### What you will do
What is needed here is an exact copy of all the entries below.

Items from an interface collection
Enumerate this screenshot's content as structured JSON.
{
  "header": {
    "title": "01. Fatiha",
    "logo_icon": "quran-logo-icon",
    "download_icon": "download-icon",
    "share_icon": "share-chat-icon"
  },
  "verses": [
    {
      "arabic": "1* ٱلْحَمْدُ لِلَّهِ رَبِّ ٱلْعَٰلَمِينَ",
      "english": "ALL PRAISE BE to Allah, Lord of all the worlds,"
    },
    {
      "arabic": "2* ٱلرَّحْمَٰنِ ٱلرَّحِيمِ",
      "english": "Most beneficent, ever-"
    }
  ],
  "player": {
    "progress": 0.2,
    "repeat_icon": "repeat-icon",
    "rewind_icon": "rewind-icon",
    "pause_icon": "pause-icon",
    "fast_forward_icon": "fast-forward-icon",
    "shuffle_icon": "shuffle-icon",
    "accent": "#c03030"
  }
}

### Task solution
Enumerate this screenshot's content as structured JSON.
{
  "header": {
    "title": "01. Fatiha",
    "logo_icon": "quran-logo-icon",
    "download_icon": "download-icon",
    "share_icon": "share-chat-icon"
  },
  "verses": [
    {
      "arabic": "1* ٱلْحَمْدُ لِلَّهِ رَبِّ ٱلْعَٰلَمِينَ",
      "english": "ALL PRAISE BE to Allah, Lord of all the worlds,"
    },
    {
      "arabic": "2* ٱلرَّحْمَٰنِ ٱلرَّحِيمِ",
      "english": "Most beneficent, ever-"
    }
  ],
  "player": {
    "progress": 0.2,
    "repeat_icon": "repeat-icon",
    "rewind_icon": "rewind-icon",
    "pause_icon": "pause-icon",
    "fast_forward_icon": "fast-forward-icon",
    "shuffle_icon": "shuffle-icon",
    "accent": "#c03030"
  }
}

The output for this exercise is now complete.